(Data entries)
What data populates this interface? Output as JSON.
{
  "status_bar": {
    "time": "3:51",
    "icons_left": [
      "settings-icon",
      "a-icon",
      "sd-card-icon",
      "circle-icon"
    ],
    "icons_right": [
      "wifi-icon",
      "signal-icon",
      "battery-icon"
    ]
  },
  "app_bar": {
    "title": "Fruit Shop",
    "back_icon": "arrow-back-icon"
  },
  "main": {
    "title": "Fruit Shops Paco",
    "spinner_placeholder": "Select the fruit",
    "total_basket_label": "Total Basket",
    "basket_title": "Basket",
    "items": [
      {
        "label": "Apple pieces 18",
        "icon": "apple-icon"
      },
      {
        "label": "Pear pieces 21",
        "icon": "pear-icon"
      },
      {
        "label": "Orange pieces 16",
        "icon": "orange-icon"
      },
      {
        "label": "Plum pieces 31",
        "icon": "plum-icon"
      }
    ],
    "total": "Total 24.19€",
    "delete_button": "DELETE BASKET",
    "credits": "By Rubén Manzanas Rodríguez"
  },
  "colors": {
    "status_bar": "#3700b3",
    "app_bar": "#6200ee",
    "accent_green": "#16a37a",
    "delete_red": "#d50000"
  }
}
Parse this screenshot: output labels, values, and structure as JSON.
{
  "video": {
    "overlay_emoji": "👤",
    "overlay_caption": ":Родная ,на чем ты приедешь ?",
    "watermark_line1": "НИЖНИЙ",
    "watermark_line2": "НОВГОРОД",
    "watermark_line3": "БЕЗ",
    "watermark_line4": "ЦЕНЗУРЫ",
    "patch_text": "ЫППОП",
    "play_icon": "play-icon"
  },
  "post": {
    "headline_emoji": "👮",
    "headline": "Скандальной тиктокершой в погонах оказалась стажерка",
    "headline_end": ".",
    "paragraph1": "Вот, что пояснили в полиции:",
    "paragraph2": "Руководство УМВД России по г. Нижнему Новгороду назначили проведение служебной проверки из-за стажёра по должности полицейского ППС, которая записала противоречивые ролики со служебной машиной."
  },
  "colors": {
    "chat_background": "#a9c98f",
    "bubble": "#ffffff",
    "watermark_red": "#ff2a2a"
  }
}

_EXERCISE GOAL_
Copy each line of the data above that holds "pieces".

_RESPONSE_
        "label": "Apple pieces 18",
        "label": "Pear pieces 21",
        "label": "Orange pieces 16",
        "label": "Plum pieces 31",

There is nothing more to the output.